Fire is a doozy of a maintenance regime; burning resets the sere (accumulation of habitat and other ecological factors that move a site from young to mature) with a starkness that can only be rivaled by hedgerows and coppice lots. What had been land covered with grasses and/or trees and shrubs is reduced to ash, but this happens along a gradient.
Burns on generally cool days that are fed by very little debris and low winds, and mildly thwarted by relatively high soil moisture levels, tend to burn cool (for a fire.) Burns on hot days that happen in forests that are filled with fallen trees and branches, and that are amped up by high wind velocities and low moisture levels can burn exceedingly hot.

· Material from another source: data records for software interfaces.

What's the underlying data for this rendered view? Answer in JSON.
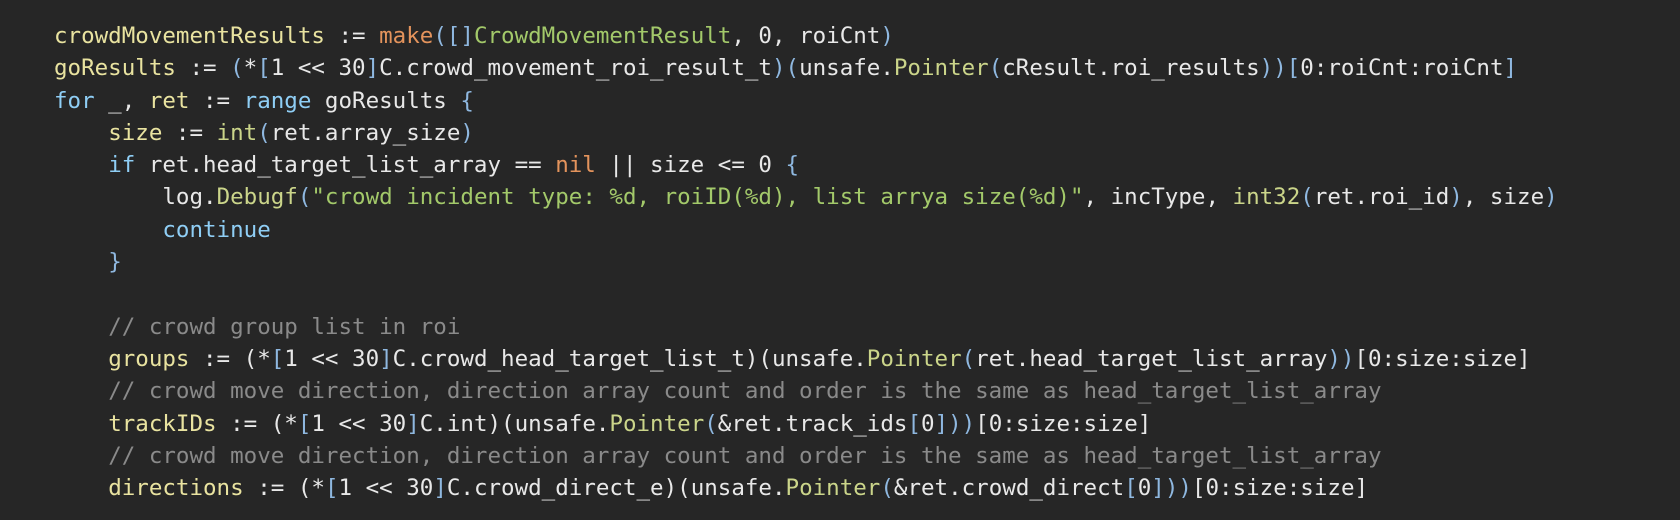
{
  "colors": {
    "background": "#262626",
    "plain": "#e8e8e8",
    "variable": "#e9e3a0",
    "builtin": "#e3935c",
    "type": "#a3c96a",
    "keyword": "#8fcef5",
    "call": "#cbd58a",
    "string": "#a3c96a",
    "comment": "#8a8a8a",
    "bracket": "#8fb8e0"
  },
  "code_lines": [
    [
      {
        "t": "crowdMovementResults",
        "k": "var"
      },
      {
        "t": " := ",
        "k": "plain"
      },
      {
        "t": "make",
        "k": "builtin"
      },
      {
        "t": "(",
        "k": "bracket"
      },
      {
        "t": "[]",
        "k": "bracket"
      },
      {
        "t": "CrowdMovementResult",
        "k": "type"
      },
      {
        "t": ", 0, roiCnt",
        "k": "plain"
      },
      {
        "t": ")",
        "k": "bracket"
      }
    ],
    [
      {
        "t": "goResults",
        "k": "var"
      },
      {
        "t": " := ",
        "k": "plain"
      },
      {
        "t": "(",
        "k": "bracket"
      },
      {
        "t": "*",
        "k": "plain"
      },
      {
        "t": "[",
        "k": "bracket"
      },
      {
        "t": "1 << 30",
        "k": "plain"
      },
      {
        "t": "]",
        "k": "bracket"
      },
      {
        "t": "C.crowd_movement_roi_result_t",
        "k": "plain"
      },
      {
        "t": ")(",
        "k": "bracket"
      },
      {
        "t": "unsafe.",
        "k": "plain"
      },
      {
        "t": "Pointer",
        "k": "call"
      },
      {
        "t": "(",
        "k": "bracket"
      },
      {
        "t": "cResult.roi_results",
        "k": "plain"
      },
      {
        "t": "))",
        "k": "bracket"
      },
      {
        "t": "[",
        "k": "bracket"
      },
      {
        "t": "0:roiCnt:roiCnt",
        "k": "plain"
      },
      {
        "t": "]",
        "k": "bracket"
      }
    ],
    [
      {
        "t": "for",
        "k": "keyword"
      },
      {
        "t": " _, ",
        "k": "plain"
      },
      {
        "t": "ret",
        "k": "var"
      },
      {
        "t": " := ",
        "k": "plain"
      },
      {
        "t": "range",
        "k": "keyword"
      },
      {
        "t": " goResults ",
        "k": "plain"
      },
      {
        "t": "{",
        "k": "bracket"
      }
    ],
    [
      {
        "t": "    ",
        "k": "plain"
      },
      {
        "t": "size",
        "k": "var"
      },
      {
        "t": " := ",
        "k": "plain"
      },
      {
        "t": "int",
        "k": "call"
      },
      {
        "t": "(",
        "k": "bracket"
      },
      {
        "t": "ret.array_size",
        "k": "plain"
      },
      {
        "t": ")",
        "k": "bracket"
      }
    ],
    [
      {
        "t": "    ",
        "k": "plain"
      },
      {
        "t": "if",
        "k": "keyword"
      },
      {
        "t": " ret.head_target_list_array == ",
        "k": "plain"
      },
      {
        "t": "nil",
        "k": "nil"
      },
      {
        "t": " || size <= 0 ",
        "k": "plain"
      },
      {
        "t": "{",
        "k": "bracket"
      }
    ],
    [
      {
        "t": "        log.",
        "k": "plain"
      },
      {
        "t": "Debugf",
        "k": "call"
      },
      {
        "t": "(",
        "k": "bracket"
      },
      {
        "t": "\"crowd incident type: %d, roiID(%d), list arrya size(%d)\"",
        "k": "string"
      },
      {
        "t": ", incType, ",
        "k": "plain"
      },
      {
        "t": "int32",
        "k": "call"
      },
      {
        "t": "(",
        "k": "bracket"
      },
      {
        "t": "ret.roi_id",
        "k": "plain"
      },
      {
        "t": ")",
        "k": "bracket"
      },
      {
        "t": ", size",
        "k": "plain"
      },
      {
        "t": ")",
        "k": "bracket"
      }
    ],
    [
      {
        "t": "        ",
        "k": "plain"
      },
      {
        "t": "continue",
        "k": "keyword"
      }
    ],
    [
      {
        "t": "    ",
        "k": "plain"
      },
      {
        "t": "}",
        "k": "bracket"
      }
    ],
    [
      {
        "t": "",
        "k": "plain"
      }
    ],
    [
      {
        "t": "    ",
        "k": "plain"
      },
      {
        "t": "// crowd group list in roi",
        "k": "comment"
      }
    ],
    [
      {
        "t": "    ",
        "k": "plain"
      },
      {
        "t": "groups",
        "k": "var"
      },
      {
        "t": " := (*",
        "k": "plain"
      },
      {
        "t": "[",
        "k": "bracket"
      },
      {
        "t": "1 << 30",
        "k": "plain"
      },
      {
        "t": "]",
        "k": "bracket"
      },
      {
        "t": "C.crowd_head_target_list_t",
        "k": "plain"
      },
      {
        "t": ")(",
        "k": "plain"
      },
      {
        "t": "unsafe.",
        "k": "plain"
      },
      {
        "t": "Pointer",
        "k": "call"
      },
      {
        "t": "(",
        "k": "bracket"
      },
      {
        "t": "ret.head_target_list_array",
        "k": "plain"
      },
      {
        "t": "))",
        "k": "bracket"
      },
      {
        "t": "[0:size:size]",
        "k": "plain"
      }
    ],
    [
      {
        "t": "    ",
        "k": "plain"
      },
      {
        "t": "// crowd move direction, direction array count and order is the same as head_target_list_array",
        "k": "comment"
      }
    ],
    [
      {
        "t": "    ",
        "k": "plain"
      },
      {
        "t": "trackIDs",
        "k": "var"
      },
      {
        "t": " := (*",
        "k": "plain"
      },
      {
        "t": "[",
        "k": "bracket"
      },
      {
        "t": "1 << 30",
        "k": "plain"
      },
      {
        "t": "]",
        "k": "bracket"
      },
      {
        "t": "C.int",
        "k": "plain"
      },
      {
        "t": ")(",
        "k": "plain"
      },
      {
        "t": "unsafe.",
        "k": "plain"
      },
      {
        "t": "Pointer",
        "k": "call"
      },
      {
        "t": "(",
        "k": "bracket"
      },
      {
        "t": "&ret.track_ids",
        "k": "plain"
      },
      {
        "t": "[",
        "k": "bracket"
      },
      {
        "t": "0",
        "k": "plain"
      },
      {
        "t": "]",
        "k": "bracket"
      },
      {
        "t": "))",
        "k": "bracket"
      },
      {
        "t": "[0:size:size]",
        "k": "plain"
      }
    ],
    [
      {
        "t": "    ",
        "k": "plain"
      },
      {
        "t": "// crowd move direction, direction array count and order is the same as head_target_list_array",
        "k": "comment"
      }
    ],
    [
      {
        "t": "    ",
        "k": "plain"
      },
      {
        "t": "directions",
        "k": "var"
      },
      {
        "t": " := (*",
        "k": "plain"
      },
      {
        "t": "[",
        "k": "bracket"
      },
      {
        "t": "1 << 30",
        "k": "plain"
      },
      {
        "t": "]",
        "k": "bracket"
      },
      {
        "t": "C.crowd_direct_e",
        "k": "plain"
      },
      {
        "t": ")(",
        "k": "plain"
      },
      {
        "t": "unsafe.",
        "k": "plain"
      },
      {
        "t": "Pointer",
        "k": "call"
      },
      {
        "t": "(",
        "k": "bracket"
      },
      {
        "t": "&ret.crowd_direct",
        "k": "plain"
      },
      {
        "t": "[",
        "k": "bracket"
      },
      {
        "t": "0",
        "k": "plain"
      },
      {
        "t": "]",
        "k": "bracket"
      },
      {
        "t": "))",
        "k": "bracket"
      },
      {
        "t": "[0:size:size]",
        "k": "plain"
      }
    ]
  ]
}
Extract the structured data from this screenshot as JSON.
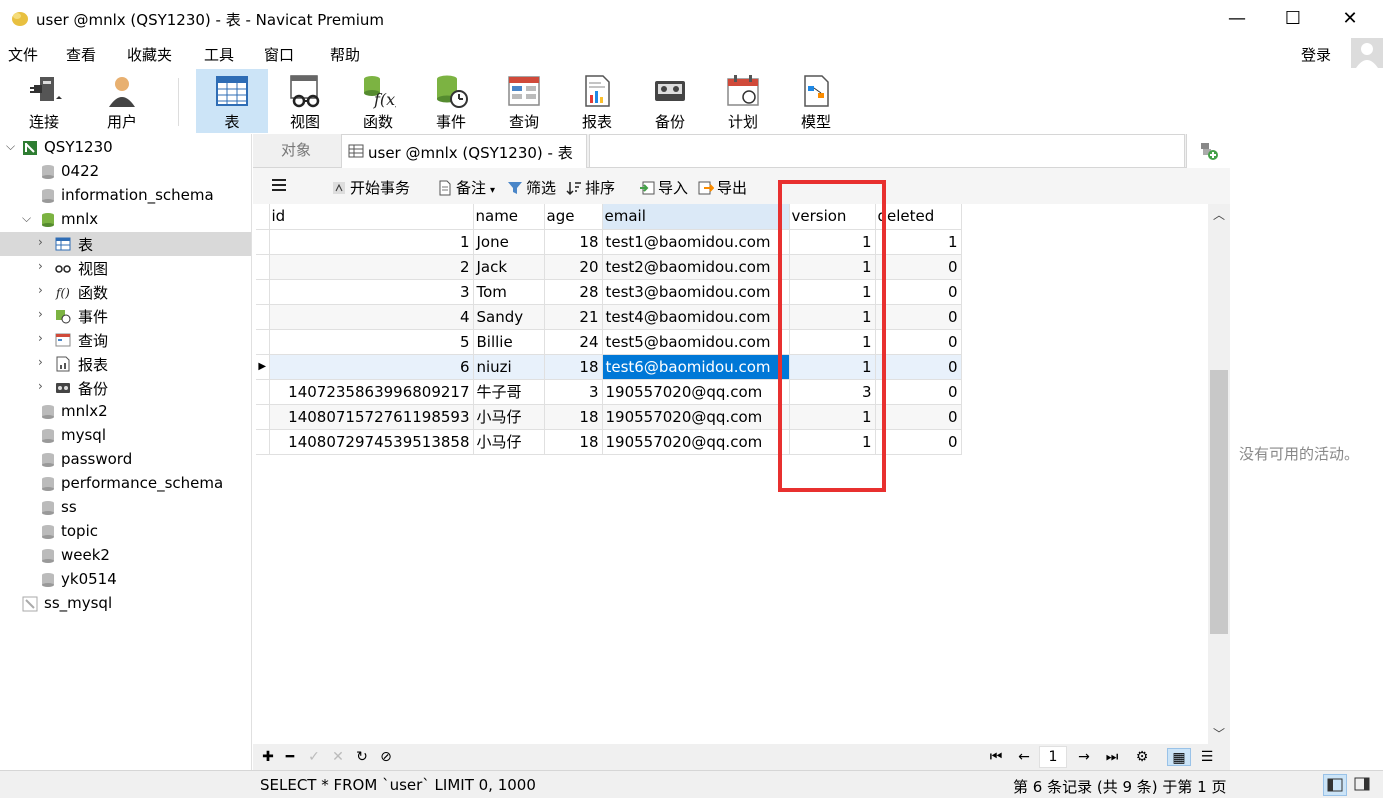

These factors add up to temperature, and this makes a tremendous difference: a fire of 500° F (260° C) will impress the heck out of you, me, and your newspaper, but very few (or no) tree canopies will bother to burn at that temperature- they are too moist.
A fire of over 1300° F (705°C), on the other hand, is hot enough to not only consume the canopy layer of a forest (making it a “topfire”), a significant amount of the organic content of the top layers of soil gets involved, too. The Great Hinckley Fire of 1894 in Michigan burned so hot (estimates put it at +2000° F, or 1100° C) that large patches of ground were burnt to the bedrock and fireballs of gas escaping from the burning forest re-ignited in midair.
The Hinkley fire was fueled by an excess of timber brash left behind by lumbermen following standard timbering procedures of the time: trees were cleared of all their branches at the site and only the trunks removed. Large piles of branches built up as vast acreages were cleared. This was the era of the railroad expansion and a lot of railroad ties were coming out of the Great Lakes Region, much to the chagrin of the Native Americans who had been living there, and this region had experienced heavy logging since the 1830s.
Forest management policies began to shift after this and other massive fires (the Great Chicago Fire and the far larger Pashtigo Fire, and the series collectively known as the Great Michigan Fire were all in 1871). At first, forest fire management stragety focused on suppression of fire. For several decades, this worked. But, as ground fuel levels built up again, suppression became a harder and harder goal to achieve: fires that got out of control started raging again.
At the same time, grassland ecologists were studying prairire management, tackling such topics as How to Not Have Another Dust Bowl, sustainable grazing patterns, and the thwarting of invasive species that were taking over prairie restoration projects.
Burning grass on purpose is always less intimidating that burning trees on purpose, so fire as a management tool made a lot of strides with the grassland folks. My favorite of research projects has long been that at the Nichols Arboretum in Ann Arbor, Michigan. Here, Professor Robert Grese has been burning the same patches on a variety of schedules for years; the impact of repetition is showing intriguing results.
Where Grese’s team has burned every fall, a near monoculture of big bluestem has arisen. Where they have burned every spring, a bountiful collection of flowers has accumulated. Spring burns on a 3-5 year schedule seem to produce the most biodiverse responses, with some flowers and grasses able to use the extra time to rebuild their populations a bit better than the annual burn sites.
The burns I’ve been tracking here are all on these 3-5 year schedules.
Images here courtesy of Nichols Arboretum, the Telegraph newspapers (?), and Vanderbilt University.